* What to work on *
The answer must be an exact printing of every record below, with the pictures omitted.

* Task input *
•••••

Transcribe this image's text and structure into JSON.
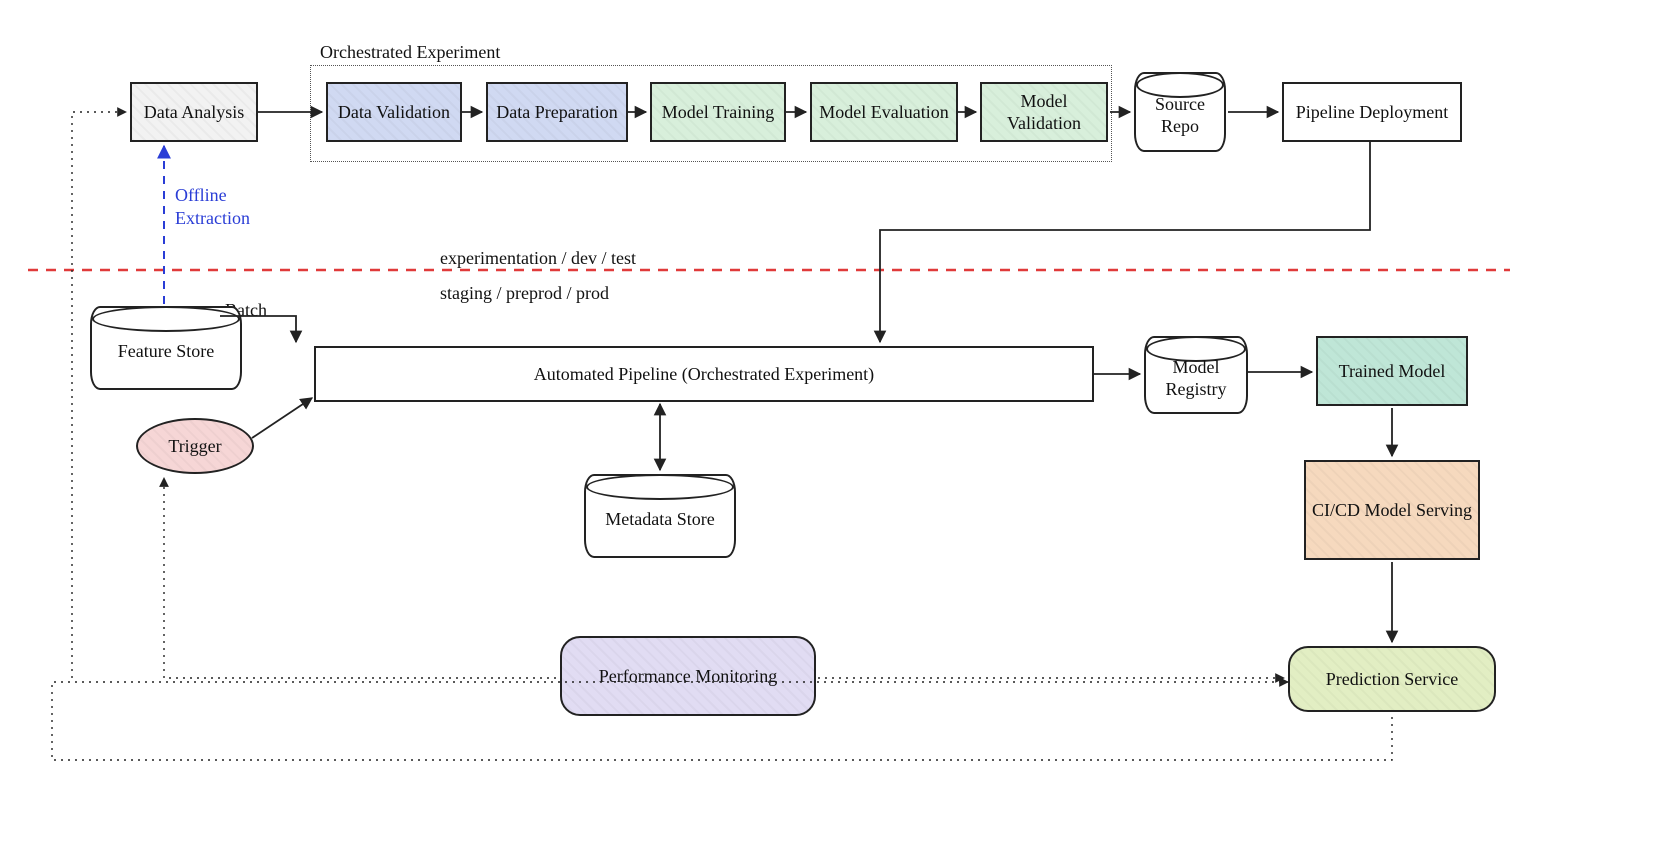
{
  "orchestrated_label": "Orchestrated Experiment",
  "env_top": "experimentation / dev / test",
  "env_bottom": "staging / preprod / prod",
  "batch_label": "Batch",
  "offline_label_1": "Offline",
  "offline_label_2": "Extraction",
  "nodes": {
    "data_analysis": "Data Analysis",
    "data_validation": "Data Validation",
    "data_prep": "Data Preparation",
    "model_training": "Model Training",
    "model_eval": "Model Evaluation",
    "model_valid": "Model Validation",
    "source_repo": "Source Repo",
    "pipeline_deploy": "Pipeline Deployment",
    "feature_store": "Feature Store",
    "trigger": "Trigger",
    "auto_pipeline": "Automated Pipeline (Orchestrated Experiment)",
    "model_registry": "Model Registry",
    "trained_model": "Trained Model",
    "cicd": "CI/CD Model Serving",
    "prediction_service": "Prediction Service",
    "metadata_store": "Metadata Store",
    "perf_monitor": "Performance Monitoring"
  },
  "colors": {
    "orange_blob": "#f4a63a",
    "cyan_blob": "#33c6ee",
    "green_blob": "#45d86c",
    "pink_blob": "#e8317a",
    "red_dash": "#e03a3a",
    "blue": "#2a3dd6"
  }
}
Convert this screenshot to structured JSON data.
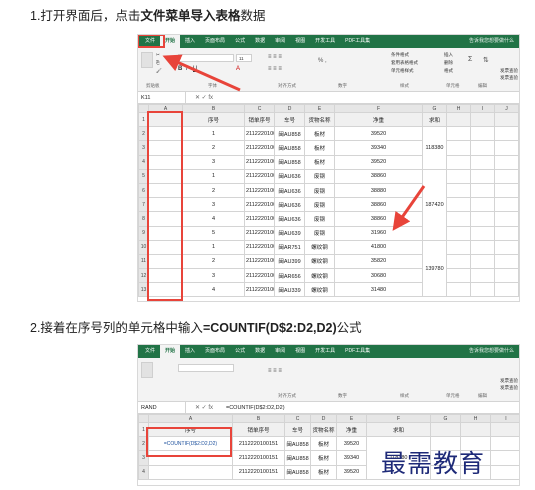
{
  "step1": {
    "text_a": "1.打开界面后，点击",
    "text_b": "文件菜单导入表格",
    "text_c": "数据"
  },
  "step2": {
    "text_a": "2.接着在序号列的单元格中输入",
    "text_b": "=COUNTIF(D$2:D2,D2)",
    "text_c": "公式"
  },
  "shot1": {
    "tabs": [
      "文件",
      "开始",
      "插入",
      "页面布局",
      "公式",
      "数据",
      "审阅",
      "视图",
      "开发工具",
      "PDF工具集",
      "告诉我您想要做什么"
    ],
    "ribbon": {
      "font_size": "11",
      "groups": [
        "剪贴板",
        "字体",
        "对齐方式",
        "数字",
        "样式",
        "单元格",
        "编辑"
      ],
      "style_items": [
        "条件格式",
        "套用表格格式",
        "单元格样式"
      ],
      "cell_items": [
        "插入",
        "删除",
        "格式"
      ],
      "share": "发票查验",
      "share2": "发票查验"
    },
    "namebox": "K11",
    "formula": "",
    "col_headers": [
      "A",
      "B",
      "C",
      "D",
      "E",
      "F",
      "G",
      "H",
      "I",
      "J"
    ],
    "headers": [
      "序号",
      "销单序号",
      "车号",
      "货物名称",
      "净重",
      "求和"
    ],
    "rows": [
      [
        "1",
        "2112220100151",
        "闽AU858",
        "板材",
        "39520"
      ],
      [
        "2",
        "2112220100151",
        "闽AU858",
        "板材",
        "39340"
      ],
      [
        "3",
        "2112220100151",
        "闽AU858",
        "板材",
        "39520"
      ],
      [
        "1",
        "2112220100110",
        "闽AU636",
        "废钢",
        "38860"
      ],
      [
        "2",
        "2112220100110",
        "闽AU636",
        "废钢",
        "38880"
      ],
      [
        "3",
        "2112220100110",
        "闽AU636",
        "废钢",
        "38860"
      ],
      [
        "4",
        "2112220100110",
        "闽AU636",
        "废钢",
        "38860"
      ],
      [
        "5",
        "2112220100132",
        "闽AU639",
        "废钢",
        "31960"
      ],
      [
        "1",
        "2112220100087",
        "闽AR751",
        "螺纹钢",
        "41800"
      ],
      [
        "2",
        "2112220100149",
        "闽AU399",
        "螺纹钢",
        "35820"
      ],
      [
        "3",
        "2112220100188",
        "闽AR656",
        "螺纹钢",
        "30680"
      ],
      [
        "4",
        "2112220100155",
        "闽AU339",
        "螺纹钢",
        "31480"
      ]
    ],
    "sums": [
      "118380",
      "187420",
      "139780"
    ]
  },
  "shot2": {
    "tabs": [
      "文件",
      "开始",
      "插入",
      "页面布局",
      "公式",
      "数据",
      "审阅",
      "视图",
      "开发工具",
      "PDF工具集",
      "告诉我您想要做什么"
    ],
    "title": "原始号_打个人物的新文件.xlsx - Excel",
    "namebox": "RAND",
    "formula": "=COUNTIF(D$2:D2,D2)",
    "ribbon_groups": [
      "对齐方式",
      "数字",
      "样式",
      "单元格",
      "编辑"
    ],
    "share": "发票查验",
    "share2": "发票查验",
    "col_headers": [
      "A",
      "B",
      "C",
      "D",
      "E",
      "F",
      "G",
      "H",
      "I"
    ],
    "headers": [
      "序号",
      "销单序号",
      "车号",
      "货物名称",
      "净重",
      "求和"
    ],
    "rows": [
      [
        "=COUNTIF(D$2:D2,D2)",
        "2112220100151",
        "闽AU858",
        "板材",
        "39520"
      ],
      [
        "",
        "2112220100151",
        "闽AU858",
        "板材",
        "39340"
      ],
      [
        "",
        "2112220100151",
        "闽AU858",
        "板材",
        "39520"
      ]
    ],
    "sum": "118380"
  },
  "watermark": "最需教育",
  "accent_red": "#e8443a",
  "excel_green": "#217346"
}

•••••

* Reply to the exercise *
Transcribe this image's text and structure into JSON.
{
  "orchestrated_label": "Orchestrated Experiment",
  "env_top": "experimentation / dev / test",
  "env_bottom": "staging / preprod / prod",
  "batch_label": "Batch",
  "offline_label_1": "Offline",
  "offline_label_2": "Extraction",
  "nodes": {
    "data_analysis": "Data Analysis",
    "data_validation": "Data Validation",
    "data_prep": "Data Preparation",
    "model_training": "Model Training",
    "model_eval": "Model Evaluation",
    "model_valid": "Model Validation",
    "source_repo": "Source Repo",
    "pipeline_deploy": "Pipeline Deployment",
    "feature_store": "Feature Store",
    "trigger": "Trigger",
    "auto_pipeline": "Automated Pipeline (Orchestrated Experiment)",
    "model_registry": "Model Registry",
    "trained_model": "Trained Model",
    "cicd": "CI/CD Model Serving",
    "prediction_service": "Prediction Service",
    "metadata_store": "Metadata Store",
    "perf_monitor": "Performance Monitoring"
  },
  "colors": {
    "orange_blob": "#f4a63a",
    "cyan_blob": "#33c6ee",
    "green_blob": "#45d86c",
    "pink_blob": "#e8317a",
    "red_dash": "#e03a3a",
    "blue": "#2a3dd6"
  }
}
Convert this screenshot to structured JSON data.
{
  "step1": {
    "text_a": "1.打开界面后，点击",
    "text_b": "文件菜单导入表格",
    "text_c": "数据"
  },
  "step2": {
    "text_a": "2.接着在序号列的单元格中输入",
    "text_b": "=COUNTIF(D$2:D2,D2)",
    "text_c": "公式"
  },
  "shot1": {
    "tabs": [
      "文件",
      "开始",
      "插入",
      "页面布局",
      "公式",
      "数据",
      "审阅",
      "视图",
      "开发工具",
      "PDF工具集",
      "告诉我您想要做什么"
    ],
    "ribbon": {
      "font_size": "11",
      "groups": [
        "剪贴板",
        "字体",
        "对齐方式",
        "数字",
        "样式",
        "单元格",
        "编辑"
      ],
      "style_items": [
        "条件格式",
        "套用表格格式",
        "单元格样式"
      ],
      "cell_items": [
        "插入",
        "删除",
        "格式"
      ],
      "share": "发票查验",
      "share2": "发票查验"
    },
    "namebox": "K11",
    "formula": "",
    "col_headers": [
      "A",
      "B",
      "C",
      "D",
      "E",
      "F",
      "G",
      "H",
      "I",
      "J"
    ],
    "headers": [
      "序号",
      "销单序号",
      "车号",
      "货物名称",
      "净重",
      "求和"
    ],
    "rows": [
      [
        "1",
        "2112220100151",
        "闽AU858",
        "板材",
        "39520"
      ],
      [
        "2",
        "2112220100151",
        "闽AU858",
        "板材",
        "39340"
      ],
      [
        "3",
        "2112220100151",
        "闽AU858",
        "板材",
        "39520"
      ],
      [
        "1",
        "2112220100110",
        "闽AU636",
        "废钢",
        "38860"
      ],
      [
        "2",
        "2112220100110",
        "闽AU636",
        "废钢",
        "38880"
      ],
      [
        "3",
        "2112220100110",
        "闽AU636",
        "废钢",
        "38860"
      ],
      [
        "4",
        "2112220100110",
        "闽AU636",
        "废钢",
        "38860"
      ],
      [
        "5",
        "2112220100132",
        "闽AU639",
        "废钢",
        "31960"
      ],
      [
        "1",
        "2112220100087",
        "闽AR751",
        "螺纹钢",
        "41800"
      ],
      [
        "2",
        "2112220100149",
        "闽AU399",
        "螺纹钢",
        "35820"
      ],
      [
        "3",
        "2112220100188",
        "闽AR656",
        "螺纹钢",
        "30680"
      ],
      [
        "4",
        "2112220100155",
        "闽AU339",
        "螺纹钢",
        "31480"
      ]
    ],
    "sums": [
      "118380",
      "187420",
      "139780"
    ]
  },
  "shot2": {
    "tabs": [
      "文件",
      "开始",
      "插入",
      "页面布局",
      "公式",
      "数据",
      "审阅",
      "视图",
      "开发工具",
      "PDF工具集",
      "告诉我您想要做什么"
    ],
    "title": "原始号_打个人物的新文件.xlsx - Excel",
    "namebox": "RAND",
    "formula": "=COUNTIF(D$2:D2,D2)",
    "ribbon_groups": [
      "对齐方式",
      "数字",
      "样式",
      "单元格",
      "编辑"
    ],
    "share": "发票查验",
    "share2": "发票查验",
    "col_headers": [
      "A",
      "B",
      "C",
      "D",
      "E",
      "F",
      "G",
      "H",
      "I"
    ],
    "headers": [
      "序号",
      "销单序号",
      "车号",
      "货物名称",
      "净重",
      "求和"
    ],
    "rows": [
      [
        "=COUNTIF(D$2:D2,D2)",
        "2112220100151",
        "闽AU858",
        "板材",
        "39520"
      ],
      [
        "",
        "2112220100151",
        "闽AU858",
        "板材",
        "39340"
      ],
      [
        "",
        "2112220100151",
        "闽AU858",
        "板材",
        "39520"
      ]
    ],
    "sum": "118380"
  },
  "watermark": "最需教育",
  "accent_red": "#e8443a",
  "excel_green": "#217346"
}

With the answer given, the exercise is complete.